Sam I Am has started his career as a Therapy Dog. It is high time. He has quietly been doing wonderful work unofficially with his friends and neighbors. This community is the result of an Artist Relocation Program, sponsored by the City of Paducah. It has won big deal National Awards. People moved here from all over the country, leaving family, long time friends, home, and security nets to rehab crumbling old homes. It was, for everyone who came, at times overwhelming.
And there was Sam I Am. I knew better than to flatter myself thinking that our neighbors were coming to see us. Oh, certainly Bill's pasta had a hand in the steady stream of visitors arriving at supper time. But sooner than later, the guest would be sitting on our kitchen love seat, Sammy next to them, with his head in the visitor's chest and a paw gently resting on the lap.
He started his official visits at the hospital. The physical rehab floor. Sammy shows his innate gifts by waggingly walking into a room with four people: a nurse, two family members, and the patient. He greets each, and then glues himself to the patient. I don't know how he knows. The patient in one room was sitting in a chair, and his wife was sitting on the bed. Sam went to the chair, and nudged his pointy nose under the hand. He knows.
Today we visited at the women's shelter. We entered a room where Sam had never been. The therapist introduced us to Sam's new friend, who was newly arrived from the Rape Crisis Center. She was weeping, quietly. The therapist left the room, which surprised me.
I explained to Sam's new friend that I was not a therapist. Sammy was the one who would be listening to her, and I showed her his bright yellow certified therapy dog tag. I explained that dogs have a miraculous capability of listening, and taking in pain and sorrow, and giving back love. I said that dogs were incapable of judging, and that I believe that dogs are our constant example of unconditional love. I told her also, that dogs, unhampered by spoken language, can hear unspoken words perfectly, and that whatever she wanted to say or not say was just fine.
I took Sam I Am's coat off, and watched him do magic. His new friend softly stroked his head. "He's so soft," she whispered. Her tears dropped onto Sam's head and she rubbed them off. At first she was a bit tentative; her hands kept returning to her face, covering her mouth, wiping the tears in vain. More just kept coming.
Sammy looked at me for reassurance, worry in his eyes thick as storm clouds. I pulled out some little treats and put them in front of his new friend.
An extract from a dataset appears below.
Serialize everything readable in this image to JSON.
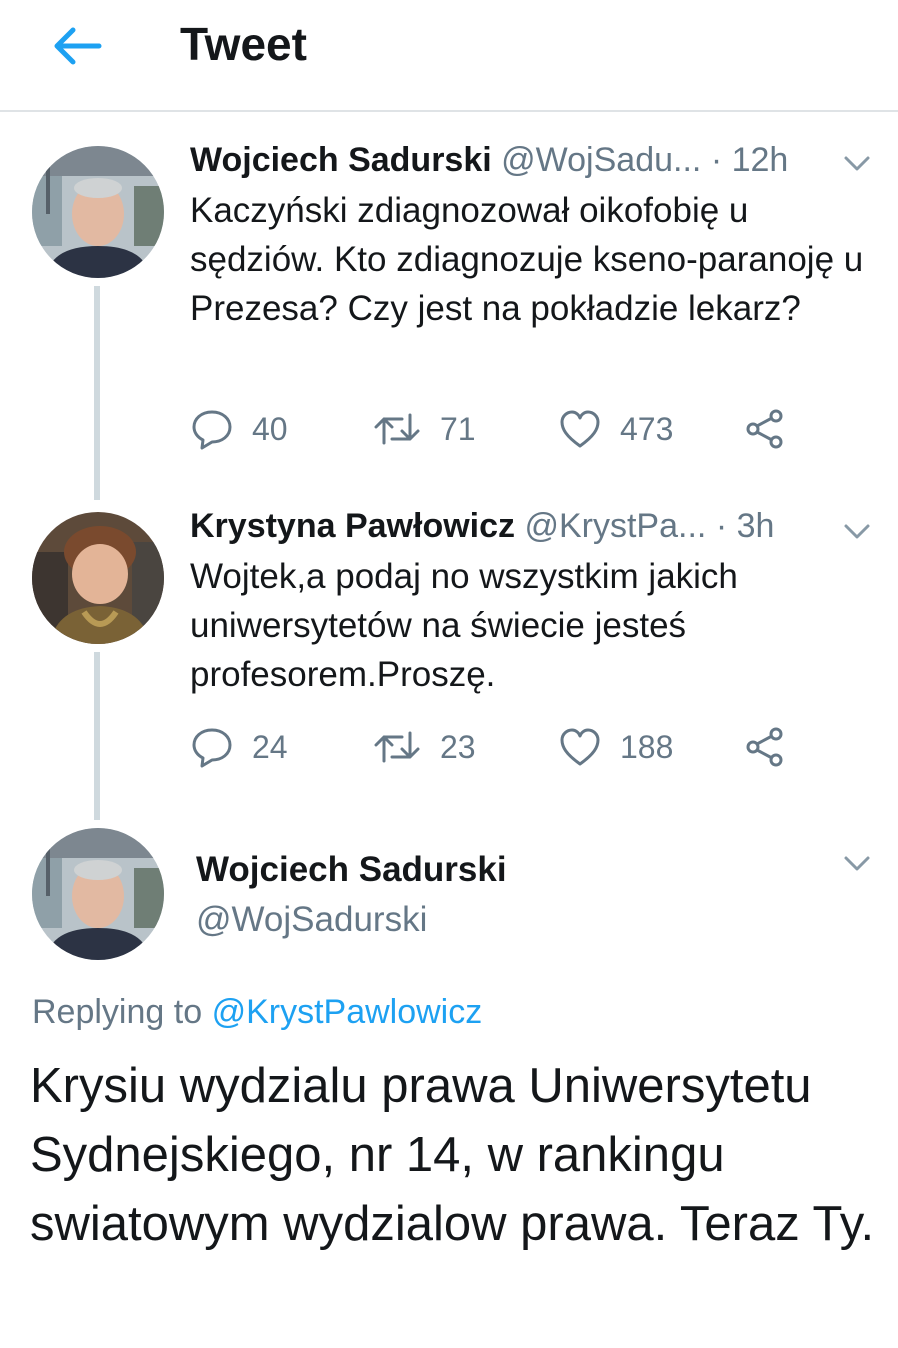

She gave him one treat, and another, until they were gone. Sam did not look to me for more, he leaned into her. She kept stroking his head and quietly weeping.
After a bit, Sam looked at me for help. There was an upholstered bench in the room. I asked Sam's new friend if she would mind sitting on the bench, because I thought that Sam wanted to get closer. She moved to the bench, leaving her wad of tissues behind. She sat on the bench, and I prayed to Sam. I didn't need to. Sammy hopped up next to her, gently sat and by lifting a paw in a "please" gesture, asked permission to lay in her lap. She patted her leg, and Sam softly placed his head and one paw on her thigh. "I miss my dog," she cried.
They sat like that for, well, I have no idea how much time passed. Twice Sam looked up backwards and lifted his nose to her face. "He gives nose kisses," I explained. "And I want you to know, that Sam I Am kisses are rare indeed."
"He sure is beautiful," she smiled. Sammy nudged her hand which had stopped stroking him for a nanosecond. She laughed. "Can you believe it? I haven't been able to stop crying since I got here. I wasn't allowed to cry, and since I got here I can't stop. But he's got me smiling."
As we were leaving she gave me a hug and said, "Thank you. Thank you for bringing your beautiful dog. Thank you."
"No," I said.
Hug your blessed hounds